→ TASK TO COMPLETE: Print every record exactly as it appears. Leave the pictures out.

→ MATERIAL SHOWN:

>>>>>

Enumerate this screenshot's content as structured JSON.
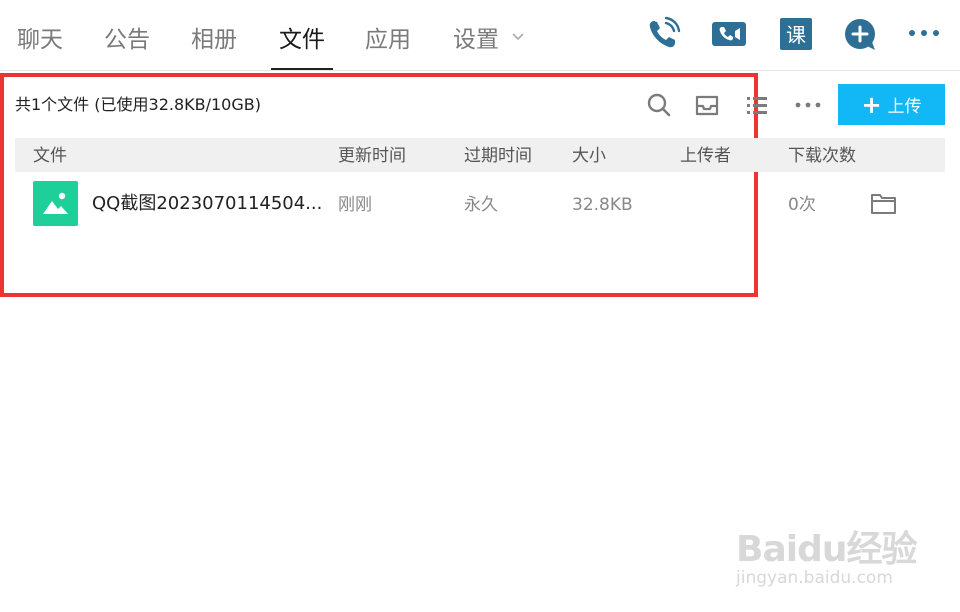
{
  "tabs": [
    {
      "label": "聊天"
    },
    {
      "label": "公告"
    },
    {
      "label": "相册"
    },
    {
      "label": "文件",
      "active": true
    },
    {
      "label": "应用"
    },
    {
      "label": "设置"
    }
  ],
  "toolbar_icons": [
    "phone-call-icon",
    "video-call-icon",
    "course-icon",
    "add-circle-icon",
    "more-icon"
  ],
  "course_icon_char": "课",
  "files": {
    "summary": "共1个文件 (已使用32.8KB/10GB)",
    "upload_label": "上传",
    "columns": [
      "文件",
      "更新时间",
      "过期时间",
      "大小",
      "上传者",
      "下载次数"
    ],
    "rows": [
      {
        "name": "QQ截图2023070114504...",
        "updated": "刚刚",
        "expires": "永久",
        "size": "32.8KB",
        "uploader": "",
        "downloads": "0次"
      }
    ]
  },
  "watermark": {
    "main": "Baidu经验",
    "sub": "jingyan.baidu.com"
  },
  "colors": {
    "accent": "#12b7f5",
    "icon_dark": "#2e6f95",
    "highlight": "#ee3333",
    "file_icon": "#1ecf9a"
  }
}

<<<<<

→ REPLY:
Enumerate this screenshot's content as structured JSON.
{
  "tabs": [
    {
      "label": "聊天"
    },
    {
      "label": "公告"
    },
    {
      "label": "相册"
    },
    {
      "label": "文件",
      "active": true
    },
    {
      "label": "应用"
    },
    {
      "label": "设置"
    }
  ],
  "toolbar_icons": [
    "phone-call-icon",
    "video-call-icon",
    "course-icon",
    "add-circle-icon",
    "more-icon"
  ],
  "course_icon_char": "课",
  "files": {
    "summary": "共1个文件 (已使用32.8KB/10GB)",
    "upload_label": "上传",
    "columns": [
      "文件",
      "更新时间",
      "过期时间",
      "大小",
      "上传者",
      "下载次数"
    ],
    "rows": [
      {
        "name": "QQ截图2023070114504...",
        "updated": "刚刚",
        "expires": "永久",
        "size": "32.8KB",
        "uploader": "",
        "downloads": "0次"
      }
    ]
  },
  "watermark": {
    "main": "Baidu经验",
    "sub": "jingyan.baidu.com"
  },
  "colors": {
    "accent": "#12b7f5",
    "icon_dark": "#2e6f95",
    "highlight": "#ee3333",
    "file_icon": "#1ecf9a"
  }
}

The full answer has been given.